**What the task asks**:
For this task, output every entry below exactly and omit the pictures.

--- START ---

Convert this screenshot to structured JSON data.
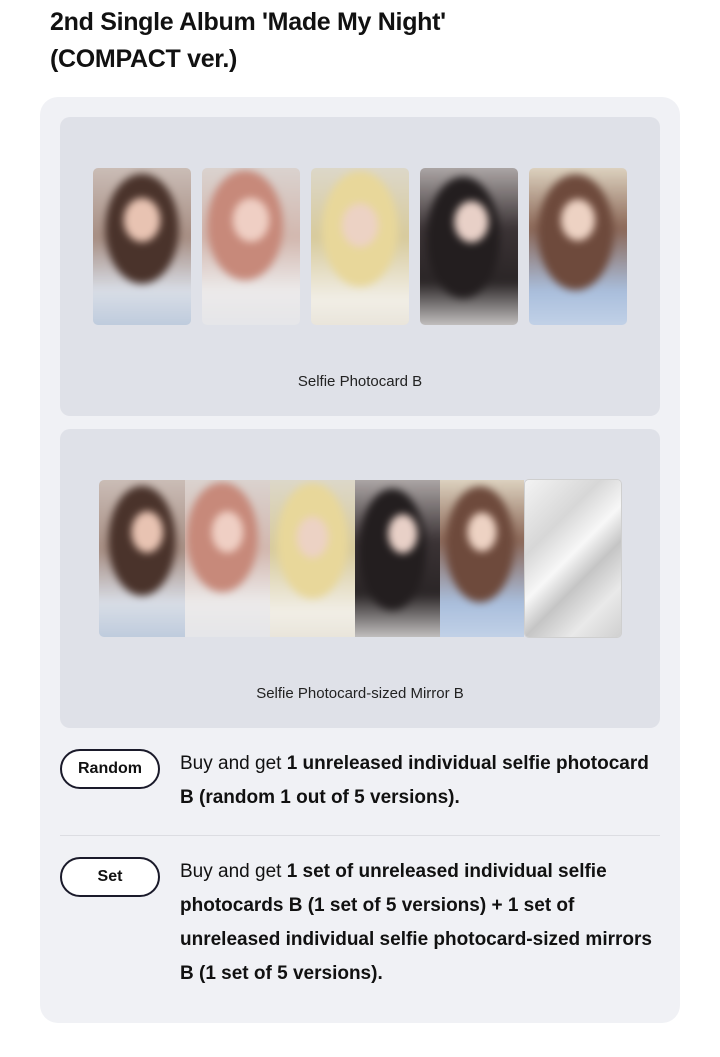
{
  "title_line1": "2nd Single Album 'Made My Night'",
  "title_line2": "(COMPACT ver.)",
  "cards": {
    "photocard": {
      "caption": "Selfie Photocard B"
    },
    "mirror": {
      "caption": "Selfie Photocard-sized Mirror B"
    }
  },
  "options": [
    {
      "badge": "Random",
      "lead": "Buy and get ",
      "bold": "1 unreleased individual selfie photocard B (random 1 out of 5 versions)."
    },
    {
      "badge": "Set",
      "lead": "Buy and get ",
      "bold": "1 set of unreleased individual selfie photocards B (1 set of 5 versions) + 1 set of unreleased individual selfie photocard-sized mirrors B (1 set of 5 versions)."
    }
  ],
  "colors": {
    "panel_bg": "#f0f1f5",
    "card_bg": "#dfe1e8",
    "badge_border": "#1a1a2a"
  }
}
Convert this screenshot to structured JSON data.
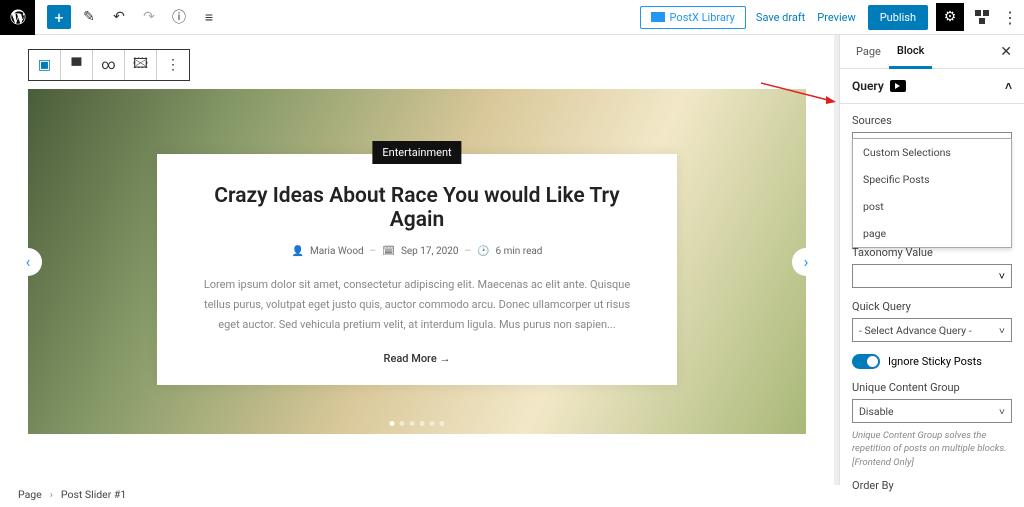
{
  "topbar": {
    "postx_label": "PostX Library",
    "save_draft": "Save draft",
    "preview": "Preview",
    "publish": "Publish"
  },
  "sidebar": {
    "tabs": {
      "page": "Page",
      "block": "Block"
    },
    "section": "Query",
    "sources_label": "Sources",
    "sources_value": "post",
    "dropdown": [
      "Custom Selections",
      "Specific Posts",
      "post",
      "page"
    ],
    "taxonomy_label": "Taxonomy Value",
    "quick_query_label": "Quick Query",
    "quick_query_value": "- Select Advance Query -",
    "ignore_sticky": "Ignore Sticky Posts",
    "ucg_label": "Unique Content Group",
    "ucg_value": "Disable",
    "ucg_help": "Unique Content Group solves the repetition of posts on multiple blocks.[Frontend Only]",
    "orderby_label": "Order By"
  },
  "slider": {
    "category": "Entertainment",
    "title": "Crazy Ideas About Race You would Like Try Again",
    "author": "Maria Wood",
    "date": "Sep 17, 2020",
    "read_time": "6 min read",
    "excerpt": "Lorem ipsum dolor sit amet, consectetur adipiscing elit. Maecenas ac elit ante. Quisque tellus purus, volutpat eget justo quis, auctor commodo arcu. Donec ullamcorper ut risus eget auctor. Sed vehicula pretium velit, at interdum ligula. Mus purus non sapien...",
    "read_more": "Read More  →"
  },
  "breadcrumb": {
    "root": "Page",
    "item": "Post Slider #1"
  }
}
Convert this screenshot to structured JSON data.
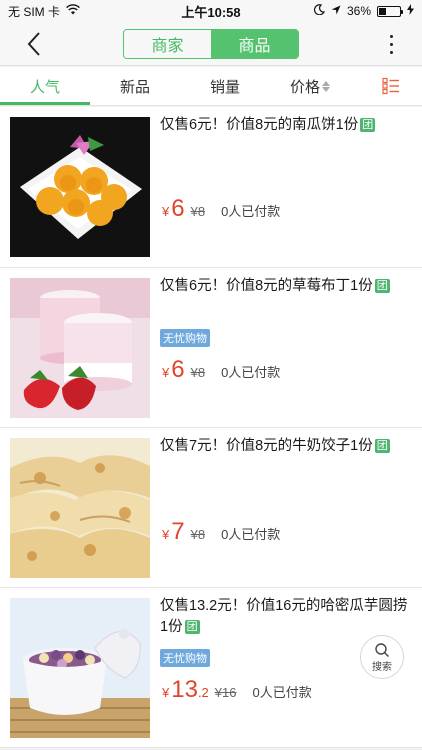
{
  "status_bar": {
    "carrier": "无 SIM 卡",
    "time": "上午10:58",
    "battery_percent": "36%",
    "battery_level": 0.36
  },
  "navbar": {
    "segments": [
      "商家",
      "商品"
    ],
    "active_segment": "商品"
  },
  "tabs": [
    "人气",
    "新品",
    "销量",
    "价格"
  ],
  "active_tab": "人气",
  "items": [
    {
      "title": "仅售6元！价值8元的南瓜饼1份",
      "badge": "团",
      "tag": "",
      "currency": "¥",
      "price": "6",
      "price_decimal": "",
      "original_price": "¥8",
      "sold": "0人已付款",
      "image": "pumpkin-cakes-photo"
    },
    {
      "title": "仅售6元！价值8元的草莓布丁1份",
      "badge": "团",
      "tag": "无忧购物",
      "currency": "¥",
      "price": "6",
      "price_decimal": "",
      "original_price": "¥8",
      "sold": "0人已付款",
      "image": "strawberry-pudding-photo"
    },
    {
      "title": "仅售7元！价值8元的牛奶饺子1份",
      "badge": "团",
      "tag": "",
      "currency": "¥",
      "price": "7",
      "price_decimal": "",
      "original_price": "¥8",
      "sold": "0人已付款",
      "image": "milk-dumplings-photo"
    },
    {
      "title": "仅售13.2元！价值16元的哈密瓜芋圆捞1份",
      "badge": "团",
      "tag": "无忧购物",
      "currency": "¥",
      "price": "13",
      "price_decimal": ".2",
      "original_price": "¥16",
      "sold": "0人已付款",
      "image": "taro-ball-dessert-photo"
    }
  ],
  "fab": {
    "label": "搜索"
  },
  "colors": {
    "accent": "#55c26f",
    "price": "#e0452a",
    "tag": "#6fa8dc"
  }
}
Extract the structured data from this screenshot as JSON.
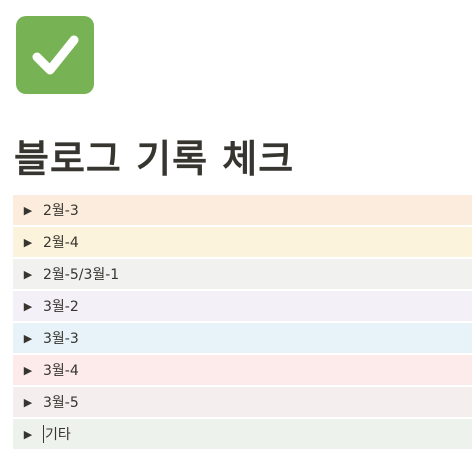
{
  "page": {
    "icon": "green-checkmark-icon",
    "icon_color": "#77b255",
    "title": "블로그 기록 체크"
  },
  "toggles": [
    {
      "label": "2월-3",
      "bg": "#fbecdd"
    },
    {
      "label": "2월-4",
      "bg": "#fbf3db"
    },
    {
      "label": "2월-5/3월-1",
      "bg": "#f1f1ef"
    },
    {
      "label": "3월-2",
      "bg": "#f4f0f7"
    },
    {
      "label": "3월-3",
      "bg": "#e7f3f8"
    },
    {
      "label": "3월-4",
      "bg": "#fdebec"
    },
    {
      "label": "3월-5",
      "bg": "#f4eeee"
    },
    {
      "label": "기타",
      "bg": "#edf3ec"
    }
  ],
  "arrow_glyph": "▶"
}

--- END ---

**Answer box**:
Convert this screenshot to structured JSON data.
{
  "title_line1": "2nd Single Album 'Made My Night'",
  "title_line2": "(COMPACT ver.)",
  "cards": {
    "photocard": {
      "caption": "Selfie Photocard B"
    },
    "mirror": {
      "caption": "Selfie Photocard-sized Mirror B"
    }
  },
  "options": [
    {
      "badge": "Random",
      "lead": "Buy and get ",
      "bold": "1 unreleased individual selfie photocard B (random 1 out of 5 versions)."
    },
    {
      "badge": "Set",
      "lead": "Buy and get ",
      "bold": "1 set of unreleased individual selfie photocards B (1 set of 5 versions) + 1 set of unreleased individual selfie photocard-sized mirrors B (1 set of 5 versions)."
    }
  ],
  "colors": {
    "panel_bg": "#f0f1f5",
    "card_bg": "#dfe1e8",
    "badge_border": "#1a1a2a"
  }
}
Convert this screenshot to structured JSON data.
{
  "topbar": {
    "postx_label": "PostX Library",
    "save_draft": "Save draft",
    "preview": "Preview",
    "publish": "Publish"
  },
  "sidebar": {
    "tabs": {
      "page": "Page",
      "block": "Block"
    },
    "section": "Query",
    "sources_label": "Sources",
    "sources_value": "post",
    "dropdown": [
      "Custom Selections",
      "Specific Posts",
      "post",
      "page"
    ],
    "taxonomy_label": "Taxonomy Value",
    "quick_query_label": "Quick Query",
    "quick_query_value": "- Select Advance Query -",
    "ignore_sticky": "Ignore Sticky Posts",
    "ucg_label": "Unique Content Group",
    "ucg_value": "Disable",
    "ucg_help": "Unique Content Group solves the repetition of posts on multiple blocks.[Frontend Only]",
    "orderby_label": "Order By"
  },
  "slider": {
    "category": "Entertainment",
    "title": "Crazy Ideas About Race You would Like Try Again",
    "author": "Maria Wood",
    "date": "Sep 17, 2020",
    "read_time": "6 min read",
    "excerpt": "Lorem ipsum dolor sit amet, consectetur adipiscing elit. Maecenas ac elit ante. Quisque tellus purus, volutpat eget justo quis, auctor commodo arcu. Donec ullamcorper ut risus eget auctor. Sed vehicula pretium velit, at interdum ligula. Mus purus non sapien...",
    "read_more": "Read More  →"
  },
  "breadcrumb": {
    "root": "Page",
    "item": "Post Slider #1"
  }
}
Convert this screenshot to structured JSON data.
{
  "status_bar": {
    "carrier": "无 SIM 卡",
    "time": "上午10:58",
    "battery_percent": "36%",
    "battery_level": 0.36
  },
  "navbar": {
    "segments": [
      "商家",
      "商品"
    ],
    "active_segment": "商品"
  },
  "tabs": [
    "人气",
    "新品",
    "销量",
    "价格"
  ],
  "active_tab": "人气",
  "items": [
    {
      "title": "仅售6元！价值8元的南瓜饼1份",
      "badge": "团",
      "tag": "",
      "currency": "¥",
      "price": "6",
      "price_decimal": "",
      "original_price": "¥8",
      "sold": "0人已付款",
      "image": "pumpkin-cakes-photo"
    },
    {
      "title": "仅售6元！价值8元的草莓布丁1份",
      "badge": "团",
      "tag": "无忧购物",
      "currency": "¥",
      "price": "6",
      "price_decimal": "",
      "original_price": "¥8",
      "sold": "0人已付款",
      "image": "strawberry-pudding-photo"
    },
    {
      "title": "仅售7元！价值8元的牛奶饺子1份",
      "badge": "团",
      "tag": "",
      "currency": "¥",
      "price": "7",
      "price_decimal": "",
      "original_price": "¥8",
      "sold": "0人已付款",
      "image": "milk-dumplings-photo"
    },
    {
      "title": "仅售13.2元！价值16元的哈密瓜芋圆捞1份",
      "badge": "团",
      "tag": "无忧购物",
      "currency": "¥",
      "price": "13",
      "price_decimal": ".2",
      "original_price": "¥16",
      "sold": "0人已付款",
      "image": "taro-ball-dessert-photo"
    }
  ],
  "fab": {
    "label": "搜索"
  },
  "colors": {
    "accent": "#55c26f",
    "price": "#e0452a",
    "tag": "#6fa8dc"
  }
}
Extract the structured data from this screenshot as JSON.
{
  "page": {
    "icon": "green-checkmark-icon",
    "icon_color": "#77b255",
    "title": "블로그 기록 체크"
  },
  "toggles": [
    {
      "label": "2월-3",
      "bg": "#fbecdd"
    },
    {
      "label": "2월-4",
      "bg": "#fbf3db"
    },
    {
      "label": "2월-5/3월-1",
      "bg": "#f1f1ef"
    },
    {
      "label": "3월-2",
      "bg": "#f4f0f7"
    },
    {
      "label": "3월-3",
      "bg": "#e7f3f8"
    },
    {
      "label": "3월-4",
      "bg": "#fdebec"
    },
    {
      "label": "3월-5",
      "bg": "#f4eeee"
    },
    {
      "label": "기타",
      "bg": "#edf3ec"
    }
  ],
  "arrow_glyph": "▶"
}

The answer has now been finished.